  2. Not at all "all over the place" I went to GVSU also. My former roomies and I still say one of the professor's names as if it were an expletive, we were so frustrated. One of the roomies continued for a while but got hung up at her junior review during which they basically told her she wasted three years of her life and probably wouldn't be allowed to finish the program. She later went to a local graphic arts program and is a happy freelancer. I'm self-teaching myself after things fell apart at my local college as well.

    It's also nice to know that someone besides the three of us were uber bored and frustrated. Camaraderie!

  3. I really liked one of the beginning professors I had - I managed to squeak out of the class with a B, and I honestly think it was because I had previous training. (he actually kept one of my pieces to use in a slideshow for future classes!EEE!)He was a super tough grader, but he knew his subject, and when you had a question he could actually explain how to do what he was trying to tell you.

    The others I had... I remember one was an adjunct who couldn't get herself together so nothing made sense (and forget asking questions!). And I had one other, but I'm not remembering a lot of it.

    I liked that they were tough. Classes should never be "easy". However, I think it went beyond being "too tough" from all the stories I heard it was like they were trying to make you frustrated and quit. It's like they took pride in how many students they could break. (also, unless you were ultra realistic or made weird abstract crap they tried to mentally beat anything else out of you - cartooning especially)

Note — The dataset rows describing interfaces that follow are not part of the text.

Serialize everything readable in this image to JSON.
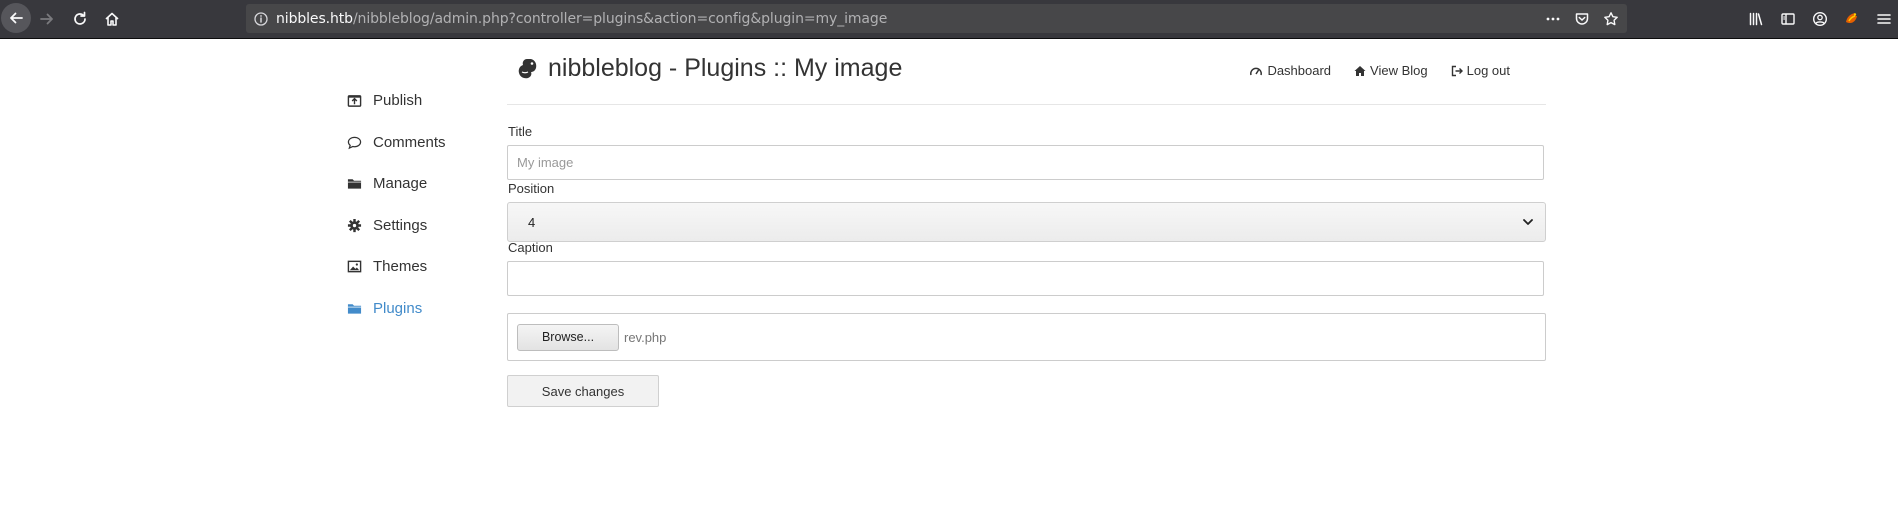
{
  "browser": {
    "url_host": "nibbles.htb",
    "url_path": "/nibbleblog/admin.php?controller=plugins&action=config&plugin=my_image",
    "icons": [
      "back-icon",
      "forward-icon",
      "reload-icon",
      "home-icon",
      "site-info-icon",
      "page-actions-icon",
      "pocket-icon",
      "bookmark-star-icon",
      "library-icon",
      "sidebar-icon",
      "account-icon",
      "extension-icon",
      "menu-icon"
    ]
  },
  "sidebar": {
    "items": [
      {
        "label": "Publish",
        "icon": "publish-icon"
      },
      {
        "label": "Comments",
        "icon": "comment-icon"
      },
      {
        "label": "Manage",
        "icon": "folder-icon"
      },
      {
        "label": "Settings",
        "icon": "gear-icon"
      },
      {
        "label": "Themes",
        "icon": "image-icon"
      },
      {
        "label": "Plugins",
        "icon": "folder-icon",
        "active": true
      }
    ],
    "active_color": "#428bca"
  },
  "header": {
    "title": "nibbleblog - Plugins :: My image",
    "nav": [
      {
        "label": "Dashboard",
        "icon": "dashboard-icon"
      },
      {
        "label": "View Blog",
        "icon": "home-icon"
      },
      {
        "label": "Log out",
        "icon": "logout-icon"
      }
    ]
  },
  "form": {
    "title_label": "Title",
    "title_placeholder": "My image",
    "title_value": "",
    "position_label": "Position",
    "position_value": "4",
    "caption_label": "Caption",
    "caption_value": "",
    "browse_label": "Browse...",
    "file_name": "rev.php",
    "save_label": "Save changes"
  }
}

    The other part that was frustrating is that a majority of the students who gave in, and followed their way of thinking... basically talk to people who are self-taught, or without a degree like they're no longer allowed to do artwork. Mind you, there are always exceptions - there are some really nice people who did come out of that program.

    I can't tell you how many times I get so frustrated when I'm talking art with somebody to only be blocked by "WELL I HAVE A DEGREE AND YOU DON'T SO YOUR OPINION DOESN'T COUNT", and then they just stop listening to me. D:

    I will never say I'm perfect, but I extremely dislike it when others act like they are. #rantforanotherday

    As artists there will always be somebody better than us, and somebody worse than us. It is up to us to learn from those who are better and to help those who are worse.

    Camaraderie! We'll have to chat about the experiences sometime. :)